The rest of this article is only available to active members of Questia

Already a member? Log in now.

Notes for this article

Add a new note
If you are trying to select text to create highlights or citations, remember that you must now click or tap on the first word, and then click or tap on the last word.
One moment ...
Default project is now your active project.
Project items

Items saved from this article

This article has been saved
Highlights (0)
Some of your highlights are legacy items.

Highlights saved before July 30, 2012 will not be displayed on their respective source pages.

You can easily re-create the highlights by opening the book page or article, selecting the text, and clicking “Highlight.”

Citations (0)
Some of your citations are legacy items.

Any citation created before July 30, 2012 will labeled as a “Cited page.” New citations will be saved as cited passages, pages or articles.

We also added the ability to view new citations from your projects or the book or article where you created them.

Notes (0)
Bookmarks (0)

You have no saved items from this article

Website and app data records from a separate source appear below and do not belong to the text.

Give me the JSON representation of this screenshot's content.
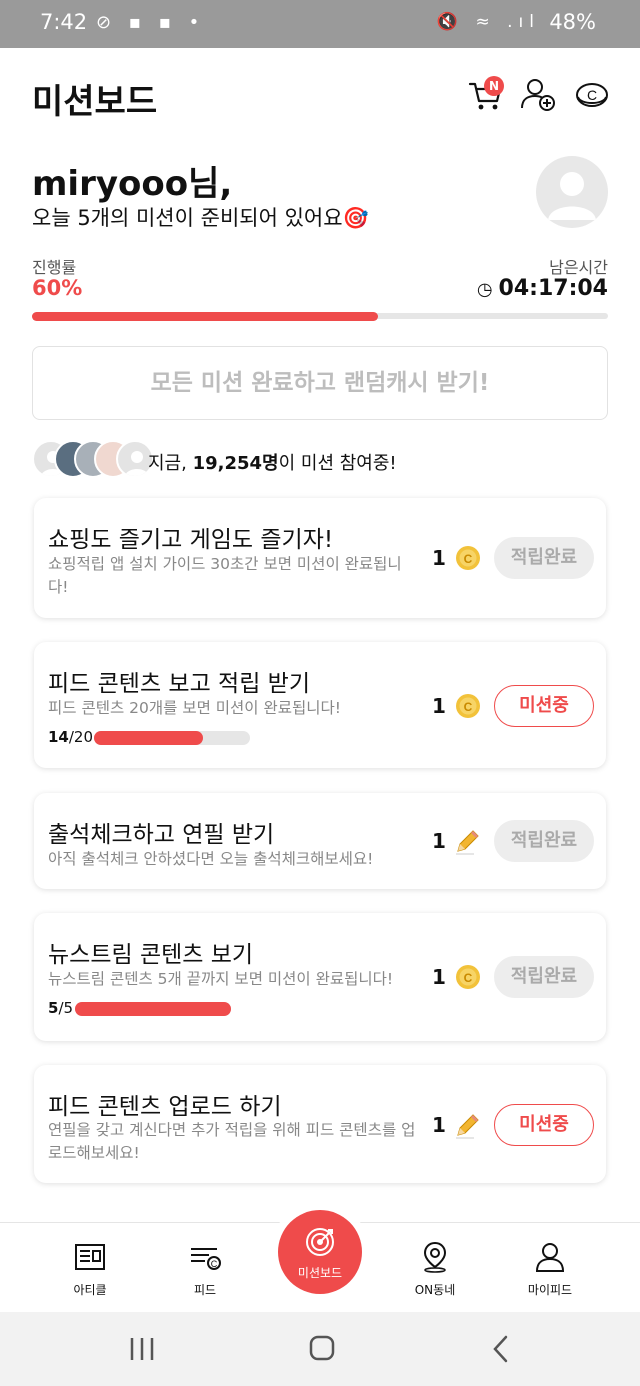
{
  "status_bar": {
    "time": "7:42",
    "left_icons": "⊘ ▪ ▪ •",
    "right_icons": "🔇 ≈ .ıl",
    "battery": "48%"
  },
  "header": {
    "title": "미션보드",
    "cart_badge": "N",
    "icons": [
      "cart-icon",
      "add-friend-icon",
      "coin-icon"
    ]
  },
  "greeting": {
    "name": "miryooo님,",
    "subtitle": "오늘 5개의 미션이 준비되어 있어요🎯"
  },
  "progress": {
    "label": "진행률",
    "percent_text": "60%",
    "percent": 60,
    "remaining_label": "남은시간",
    "remaining_time": "04:17:04"
  },
  "complete_all_button": "모든 미션 완료하고 랜덤캐시 받기!",
  "participants": {
    "prefix": "지금, ",
    "count": "19,254명",
    "suffix": "이 미션 참여중!"
  },
  "missions": [
    {
      "title": "쇼핑도 즐기고 게임도 즐기자!",
      "desc": "쇼핑적립 앱 설치 가이드 30초간 보면 미션이 완료됩니다!",
      "reward": "1",
      "reward_icon": "coin-icon",
      "status": "적립완료"
    },
    {
      "title": "피드 콘텐츠 보고 적립 받기",
      "desc": "피드 콘텐츠 20개를 보면 미션이 완료됩니다!",
      "reward": "1",
      "reward_icon": "coin-icon",
      "status": "미션중",
      "progress_done": "14",
      "progress_total": "/20",
      "progress_fraction": 0.7
    },
    {
      "title": "출석체크하고 연필 받기",
      "desc": "아직 출석체크 안하셨다면 오늘 출석체크해보세요!",
      "reward": "1",
      "reward_icon": "pencil-icon",
      "status": "적립완료"
    },
    {
      "title": "뉴스트림 콘텐츠 보기",
      "desc": "뉴스트림 콘텐츠 5개 끝까지 보면 미션이 완료됩니다!",
      "reward": "1",
      "reward_icon": "coin-icon",
      "status": "적립완료",
      "progress_done": "5",
      "progress_total": "/5",
      "progress_fraction": 1.0
    },
    {
      "title": "피드 콘텐츠 업로드 하기",
      "desc": "연필을 갖고 계신다면 추가 적립을 위해 피드 콘텐츠를 업로드해보세요!",
      "reward": "1",
      "reward_icon": "pencil-icon",
      "status": "미션중"
    }
  ],
  "bottom_nav": {
    "article": "아티클",
    "feed": "피드",
    "missionboard": "미션보드",
    "on_neighborhood": "ON동네",
    "mypage": "마이피드"
  },
  "colors": {
    "accent": "#ef4b4b",
    "coin": "#f2c23a",
    "muted_button": "#ededed"
  }
}
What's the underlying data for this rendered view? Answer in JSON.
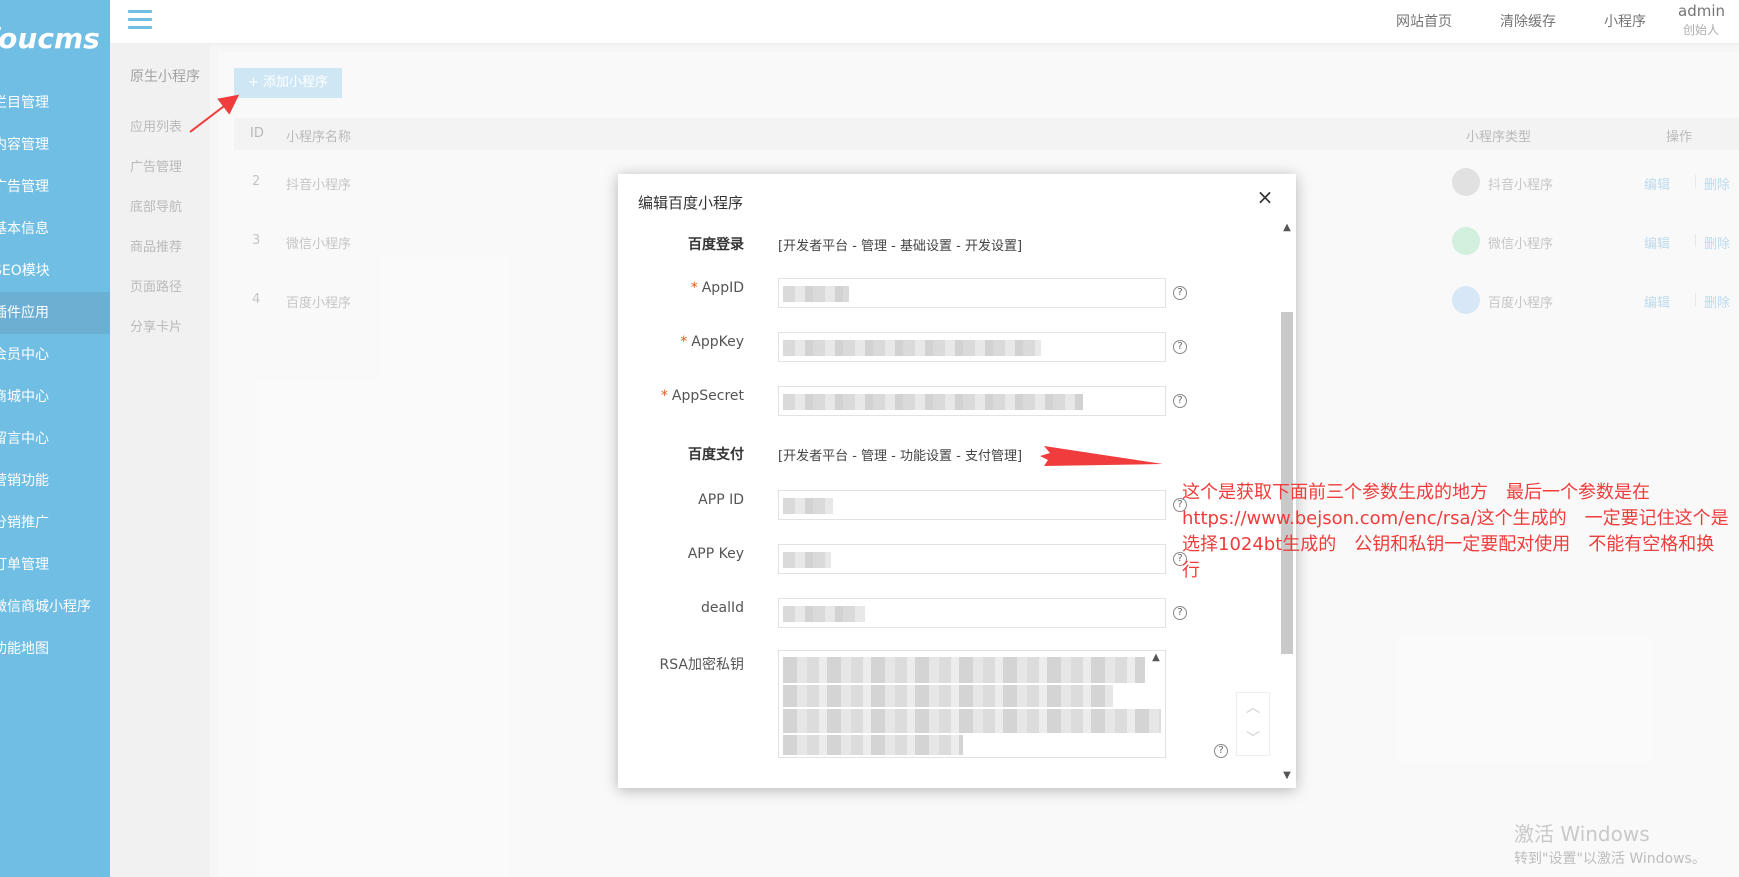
{
  "brand": {
    "logo_text": "foucms"
  },
  "sidebar": {
    "items": [
      {
        "label": "栏目管理"
      },
      {
        "label": "内容管理"
      },
      {
        "label": "广告管理"
      },
      {
        "label": "基本信息"
      },
      {
        "label": "SEO模块"
      },
      {
        "label": "插件应用",
        "active": true
      },
      {
        "label": "会员中心"
      },
      {
        "label": "商城中心"
      },
      {
        "label": "留言中心"
      },
      {
        "label": "营销功能"
      },
      {
        "label": "分销推广"
      },
      {
        "label": "订单管理"
      },
      {
        "label": "微信商城小程序"
      },
      {
        "label": "功能地图"
      }
    ]
  },
  "header": {
    "links": [
      "网站首页",
      "清除缓存",
      "小程序"
    ],
    "user_name": "admin",
    "user_role": "创始人"
  },
  "subnav": {
    "title": "原生小程序",
    "items": [
      "应用列表",
      "广告管理",
      "底部导航",
      "商品推荐",
      "页面路径",
      "分享卡片"
    ]
  },
  "main": {
    "add_button": "+ 添加小程序",
    "columns": {
      "id": "ID",
      "name": "小程序名称",
      "type": "小程序类型",
      "action": "操作"
    },
    "rows": [
      {
        "id": "2",
        "name": "抖音小程序",
        "type": "抖音小程序",
        "edit": "编辑",
        "delete": "删除"
      },
      {
        "id": "3",
        "name": "微信小程序",
        "type": "微信小程序",
        "edit": "编辑",
        "delete": "删除"
      },
      {
        "id": "4",
        "name": "百度小程序",
        "type": "百度小程序",
        "edit": "编辑",
        "delete": "删除"
      }
    ]
  },
  "modal": {
    "title": "编辑百度小程序",
    "close": "×",
    "login_label": "百度登录",
    "login_note": "[开发者平台 - 管理 - 基础设置 - 开发设置]",
    "appid_label": "AppID",
    "appkey_label": "AppKey",
    "appsecret_label": "AppSecret",
    "pay_label": "百度支付",
    "pay_note": "[开发者平台 - 管理 - 功能设置 - 支付管理]",
    "pay_appid_label": "APP ID",
    "pay_appkey_label": "APP Key",
    "dealid_label": "dealId",
    "rsa_label": "RSA加密私钥",
    "required_mark": "*",
    "help_mark": "?"
  },
  "annotation": {
    "text": "这个是获取下面前三个参数生成的地方　最后一个参数是在https://www.bejson.com/enc/rsa/这个生成的　一定要记住这个是选择1024bt生成的　公钥和私钥一定要配对使用　不能有空格和换行"
  },
  "watermark": {
    "line1": "激活 Windows",
    "line2": "转到\"设置\"以激活 Windows。"
  },
  "colors": {
    "sidebar": "#2f9fd8",
    "sidebar_active": "#2789bf",
    "annotation": "#f03c3c",
    "required": "#e0581b"
  }
}
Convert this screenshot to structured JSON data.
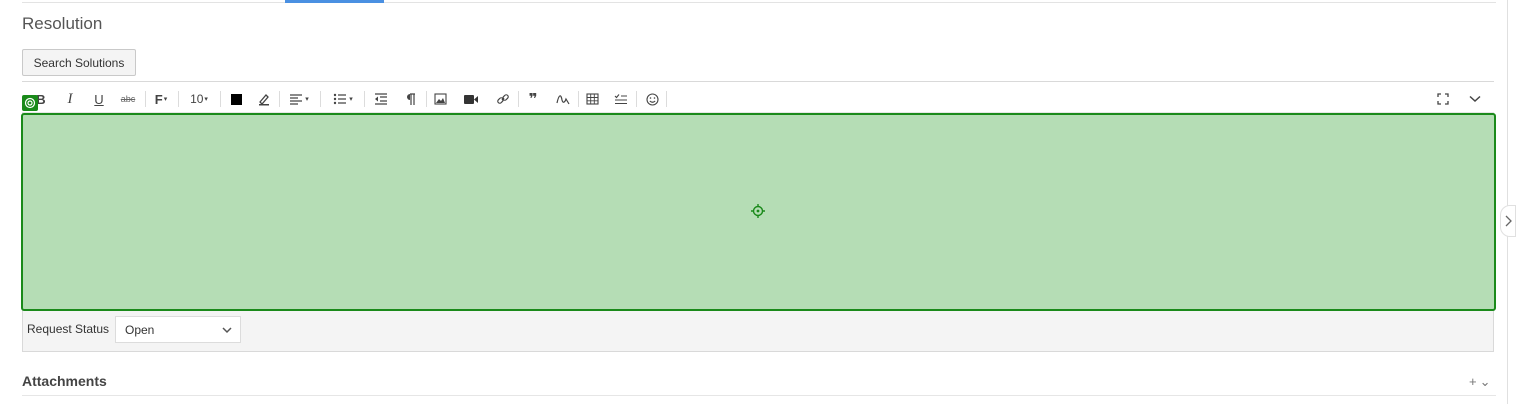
{
  "section": {
    "title": "Resolution"
  },
  "search_button": {
    "label": "Search Solutions"
  },
  "toolbar": {
    "bold": "B",
    "italic": "I",
    "underline": "U",
    "strike": "abc",
    "font_family": "F",
    "font_size": "10",
    "text_color": "#000000",
    "quote_glyph": "❞"
  },
  "request_status": {
    "label": "Request Status",
    "value": "Open"
  },
  "attachments": {
    "title": "Attachments",
    "add": "+",
    "expand": "⌄"
  },
  "colors": {
    "accent": "#4a90e2",
    "highlight_fill": "#b5ddb5",
    "highlight_border": "#1a8a1a"
  }
}
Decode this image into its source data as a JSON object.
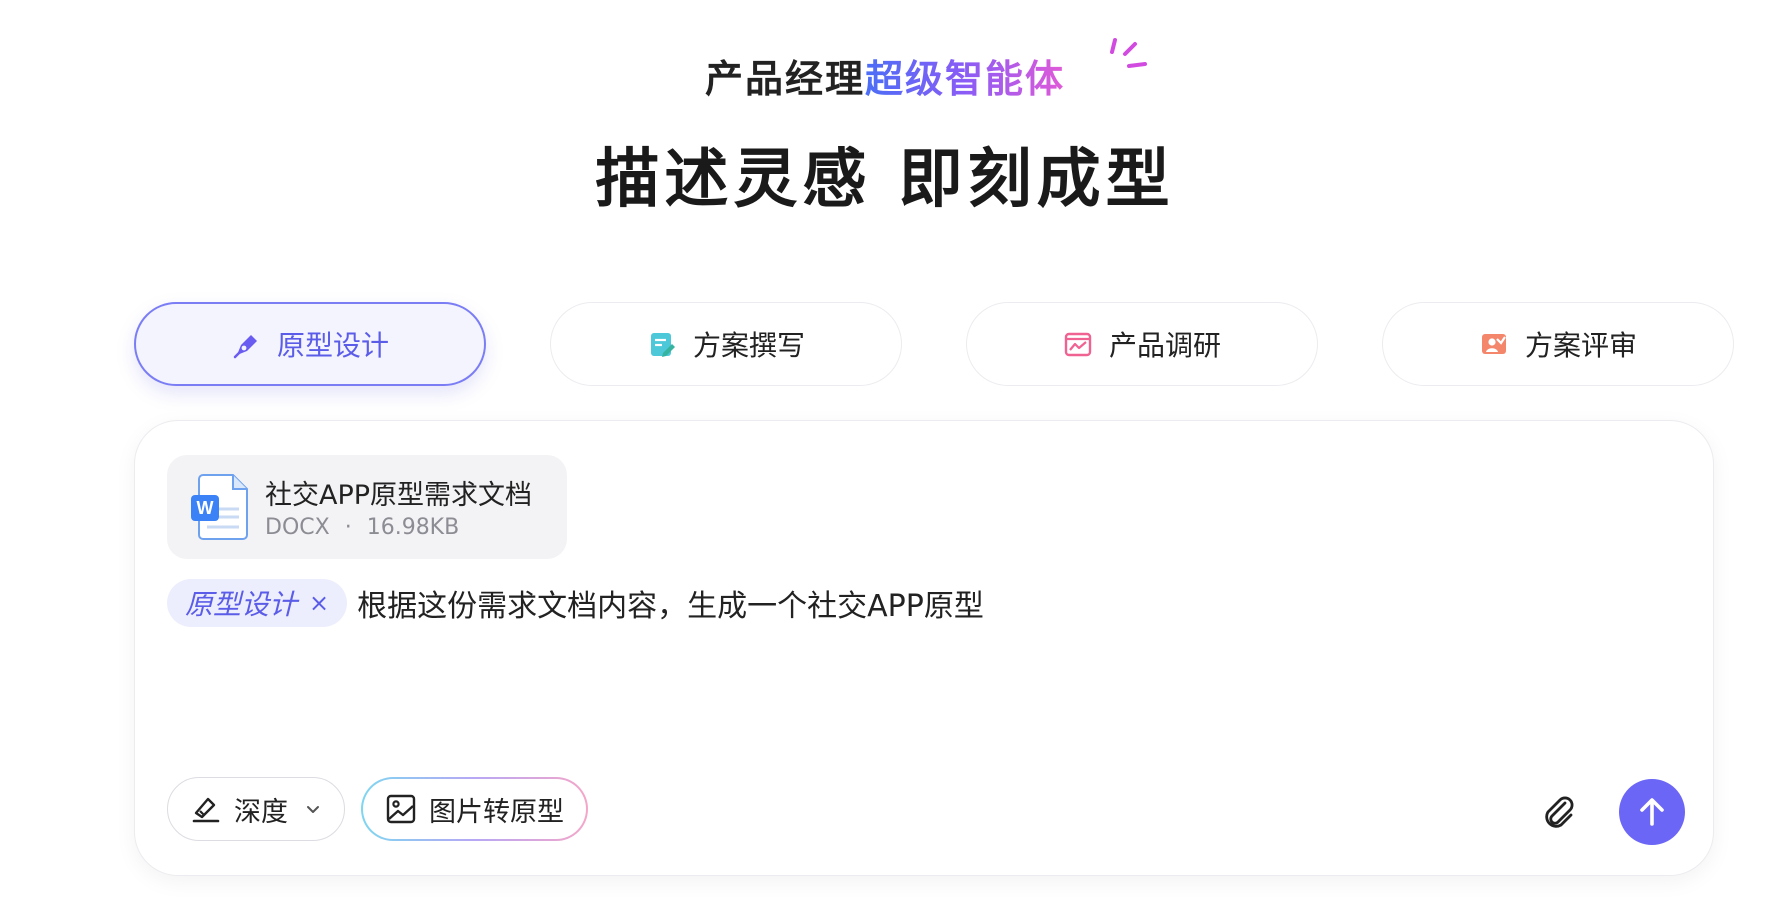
{
  "hero": {
    "subtitle_plain": "产品经理",
    "subtitle_highlight": "超级智能体",
    "headline": "描述灵感 即刻成型"
  },
  "tabs": [
    {
      "label": "原型设计",
      "icon": "pen-icon",
      "active": true
    },
    {
      "label": "方案撰写",
      "icon": "doc-edit-icon",
      "active": false
    },
    {
      "label": "产品调研",
      "icon": "chart-icon",
      "active": false
    },
    {
      "label": "方案评审",
      "icon": "review-icon",
      "active": false
    }
  ],
  "composer": {
    "file": {
      "name": "社交APP原型需求文档",
      "type": "DOCX",
      "separator": "·",
      "size": "16.98KB",
      "icon": "word-doc-icon"
    },
    "chip_label": "原型设计",
    "chip_close": "×",
    "prompt": "根据这份需求文档内容，生成一个社交APP原型",
    "mode_button": "深度",
    "image_button": "图片转原型"
  },
  "colors": {
    "accent": "#6b66f5",
    "active_tab_text": "#5b5ce8",
    "chip_bg": "#eceefd"
  }
}
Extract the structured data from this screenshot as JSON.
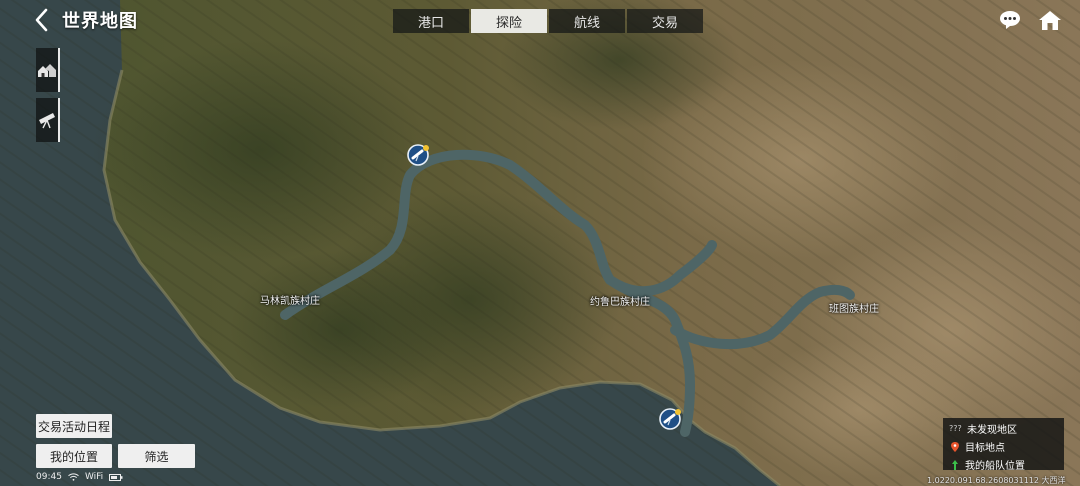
{
  "header": {
    "title": "世界地图",
    "tabs": [
      {
        "label": "港口",
        "active": false
      },
      {
        "label": "探险",
        "active": true
      },
      {
        "label": "航线",
        "active": false
      },
      {
        "label": "交易",
        "active": false
      }
    ]
  },
  "icons": {
    "back": "chevron-left-icon",
    "chat": "chat-bubble-icon",
    "home": "home-icon",
    "side_tools": [
      "village-icon",
      "telescope-icon"
    ],
    "explore_marker": "telescope-marker-icon"
  },
  "map": {
    "labels": [
      "马林凯族村庄",
      "约鲁巴族村庄",
      "班图族村庄"
    ]
  },
  "buttons": {
    "trade_schedule": "交易活动日程",
    "my_position": "我的位置",
    "filter": "筛选"
  },
  "status_bar": {
    "time": "09:45",
    "wifi": "WiFi"
  },
  "legend": {
    "undiscovered_mark": "???",
    "undiscovered": "未发现地区",
    "target": "目标地点",
    "fleet": "我的船队位置"
  },
  "coords": "1.0220.091.68.2608031112 大西洋",
  "colors": {
    "tab_active_bg": "#e9e9e4",
    "tab_bg": "#141616",
    "river": "#4e6566",
    "sea": "#3a4a49",
    "target_pin": "#e8542c",
    "fleet_pin": "#3bbf4a"
  }
}
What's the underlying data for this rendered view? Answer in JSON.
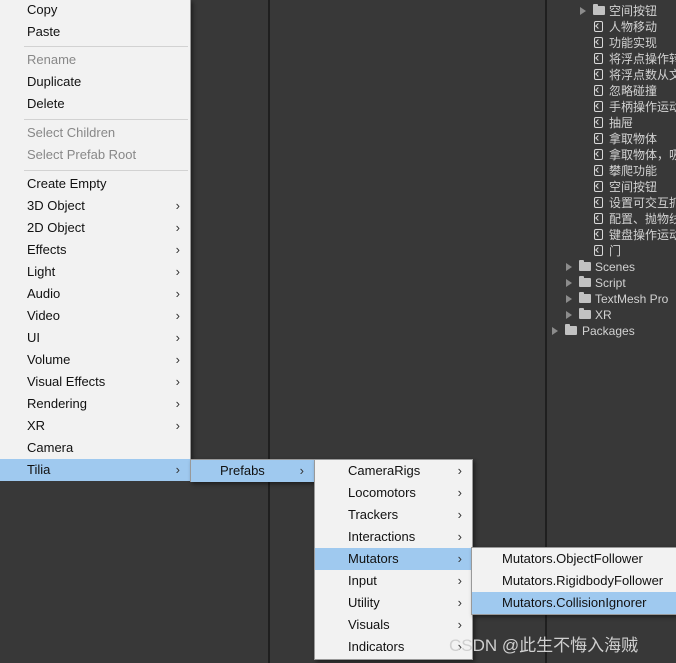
{
  "context_menu": {
    "group1": [
      "Copy",
      "Paste"
    ],
    "group2": [
      "Rename",
      "Duplicate",
      "Delete"
    ],
    "group3": [
      "Select Children",
      "Select Prefab Root"
    ],
    "group4": [
      {
        "label": "Create Empty"
      },
      {
        "label": "3D Object",
        "submenu": true
      },
      {
        "label": "2D Object",
        "submenu": true
      },
      {
        "label": "Effects",
        "submenu": true
      },
      {
        "label": "Light",
        "submenu": true
      },
      {
        "label": "Audio",
        "submenu": true
      },
      {
        "label": "Video",
        "submenu": true
      },
      {
        "label": "UI",
        "submenu": true
      },
      {
        "label": "Volume",
        "submenu": true
      },
      {
        "label": "Visual Effects",
        "submenu": true
      },
      {
        "label": "Rendering",
        "submenu": true
      },
      {
        "label": "XR",
        "submenu": true
      },
      {
        "label": "Camera"
      },
      {
        "label": "Tilia",
        "submenu": true,
        "highlighted": true
      }
    ]
  },
  "tilia_menu": {
    "items": [
      "Prefabs"
    ]
  },
  "prefabs_menu": {
    "items": [
      "CameraRigs",
      "Locomotors",
      "Trackers",
      "Interactions",
      "Mutators",
      "Input",
      "Utility",
      "Visuals",
      "Indicators"
    ],
    "highlighted": "Mutators"
  },
  "mutators_menu": {
    "items": [
      "Mutators.ObjectFollower",
      "Mutators.RigidbodyFollower",
      "Mutators.CollisionIgnorer"
    ],
    "highlighted": "Mutators.CollisionIgnorer"
  },
  "project_tree": {
    "top_folder": "空间按钮",
    "scripts": [
      "人物移动",
      "功能实现",
      "将浮点操作转",
      "将浮点数从文",
      "忽略碰撞",
      "手柄操作运动",
      "抽屉",
      "拿取物体",
      "拿取物体，吸",
      "攀爬功能",
      "空间按钮",
      "设置可交互抓",
      "配置、抛物线",
      "键盘操作运动",
      "门"
    ],
    "folders": [
      "Scenes",
      "Script",
      "TextMesh Pro",
      "XR"
    ],
    "root": "Packages"
  },
  "watermark": "CSDN @此生不悔入海贼",
  "colors": {
    "highlight": "#9fc9ef",
    "menu_bg": "#f2f2f2",
    "editor_bg": "#383838"
  }
}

Project items include:
  • Saved book/article
  • Highlights
  • Quotes/citations
  • Notes
  • Bookmarks
Notes
Cite this article

Cited article

Style
Citations are available only to our active members.
Buy instant access to cite pages or passages in MLA, APA and Chicago citation styles.

(Einhorn, 1992, p. 25)

(Einhorn 25)

1. Lois J. Einhorn, Abraham Lincoln, the Orator: Penetrating the Lincoln Legend (Westport, CT: Greenwood Press, 1992), 25, http://www.questia.com/read/27419298.

Cited article

Sequestration, Science, and the Law: An Analysis of the Sequestration Component of the California and Northeastern States' Plans to Curb Global Warming
Settings

Settings

Typeface
Text size Smaller Larger Reset View mode
Search within

Search within this article

Look up

Look up a word

  • Dictionary
  • Thesaurus
Please submit a word or phrase above.
Print this page

Print this page

Why can't I print more than one page at a time?

Help
Full screen

matching results for page

    Questia reader help

    How to highlight and cite specific passages

    1. Click or tap the first word you want to select.
    2. Click or tap the last word you want to select, and you’ll see everything in between get selected.
    3. You’ll then get a menu of options like creating a highlight or a citation from that passage of text.

    OK, got it!

    Cited passage

    Style
    Citations are available only to our active members.
    Buy instant access to cite pages or passages in MLA, APA and Chicago citation styles.

    "Portraying himself as an honest, ordinary person helped Lincoln identify with his audiences." (Einhorn, 1992, p. 25).

    "Portraying himself as an honest, ordinary person helped Lincoln identify with his audiences." (Einhorn 25)

    "Portraying himself as an honest, ordinary person helped Lincoln identify with his audiences."1

    1. Lois J. Einhorn, Abraham Lincoln, the Orator: Penetrating the Lincoln Legend (Westport, CT: Greenwood Press, 1992), 25, http://www.questia.com/read/27419298.

    Cited passage

    Thanks for trying Questia!

    Please continue trying out our research tools, but please note, full functionality is available only to our active members.

    Your work will be lost once you leave this Web page.

    Buy instant access to save your work.

    Already a member? Log in now.

    Oops!

    An unknown error has occurred. Please click the button below to reload the page. If the problem persists, please try again in a little while.